"The mark of an innovative company is not only that it comes up with new ideas first, but that it knows how to leapfrog when it finds itself behind.” – Steve Jobs
Pg 383 Jobs once let a Time reporter meet Apple’s head of music software development but only under one condition. That the reporter wouldn't print his last name. Jobs felt that this employee (Jeff Robbin) was so valuable to Apple that he didn't want his last name out there so he could get stolen by a competitor.
[Steve Jobs on the failure of Microsoft’s competing portable music player, the Zune:] “The older I get, the more I see how much motivations matter. The Zune was crappy because the people at Microsoft don’t really love music or art the way we do. We won because we personally love music. We made the iPod for ourselves, and when you’re doing something for yourself, or your best friend or family, you’re not going to cheese out. If you don’t love something, you’re not going to go the extra mile, work the extra weekend, challenge the status quo as much.”
Pg 407-408 - Walter Isaacson describes how Sony failed at competing with Apple in the portable music player business. It was because Sony was a corporation that was organized into divisions all with their own profit statements. Jobs had his companies controlled to work in one cohesive and flexible unit with one profit and loss statement. Sony also worried about cannibalization. If one division of Sony created a portable music player to share songs then it would have hurt the profits of its record division.
There's a classic thing in business, which is the second product syndrome," Jobs later said. It comes from not understanding what made your first product so successful.
"There's a temptation in our networked age to think that ideas can be developed by email and iChat." [Steve Jobs] said. "That's crazy. Creativity comes from spontaneous meetings, from random discussions. You run into someone, you ask what they're doing, you say 'wow, and soon you're cooking up all sorts of ideas."

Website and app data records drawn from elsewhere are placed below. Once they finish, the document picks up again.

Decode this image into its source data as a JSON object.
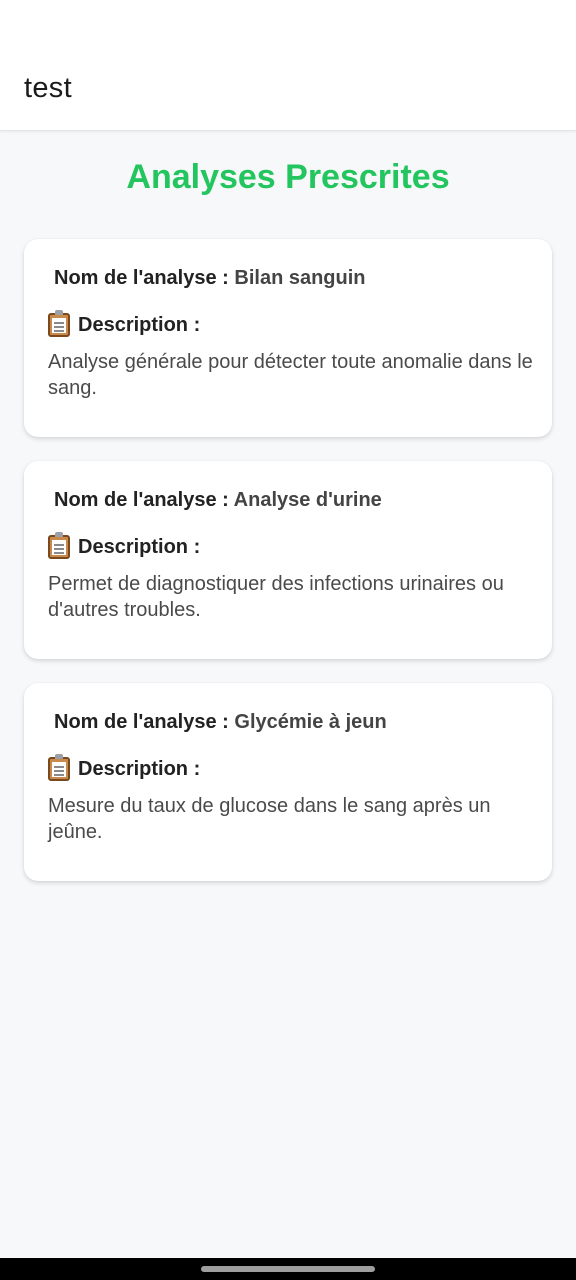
{
  "app_bar": {
    "title": "test"
  },
  "page": {
    "heading": "Analyses Prescrites",
    "accent_color": "#22c55e"
  },
  "analyses": [
    {
      "name_label": "Nom de l'analyse :",
      "name_value": "Bilan sanguin",
      "desc_icon": "clipboard-icon",
      "desc_label": "Description :",
      "description": "Analyse générale pour détecter toute anomalie dans le sang."
    },
    {
      "name_label": "Nom de l'analyse :",
      "name_value": "Analyse d'urine",
      "desc_icon": "clipboard-icon",
      "desc_label": "Description :",
      "description": "Permet de diagnostiquer des infections urinaires ou d'autres troubles."
    },
    {
      "name_label": "Nom de l'analyse :",
      "name_value": "Glycémie à jeun",
      "desc_icon": "clipboard-icon",
      "desc_label": "Description :",
      "description": "Mesure du taux de glucose dans le sang après un jeûne."
    }
  ]
}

Pg 484 [This page describes when Steve Jobs got on the organ donor waiting list.] “It was dreadful.” Powell recalled. “It didn’t look like we would make it in time.” Everyday became more excruciating.
[A night after the announcement of the iPad, Steve Jobs told Walter Isaacson this:] "I got about 800 email messages in the last twenty-four hours. Most of them are complaining. There’s no USB cord! There’s no this, no that. Some of them are like, ‘Fuck you, how can you do that?’ I don’t usually write people back, but I replied, ‘Your parents would be so proud of how you turned out.’ And some don’t like the iPad name, and on and on. I kind of got depressed today. It knocks you back a bit.”
Steve Jobs as he battles cancer, “Living with a disease like this, and all the pain, constantly reminds you of your own mortality, and that can do strange things to your brain if you’re not careful. You don’t make plans more than a year out, and that’s bad. You need to force yourself to plan as if you will live for many years.”
Walter Isaacson asked Steve why he let him write the book and here is Steve’s answer, “I wanted my kids to know me. I wasn’t always there for them, and I wanted them to know why and to understand what I did. Also, when I got sick, I realized other people would write about me if I died, and they wouldn’t know anything. They’d get it all wrong. So I wanted to make sure someone heard what I had to say.”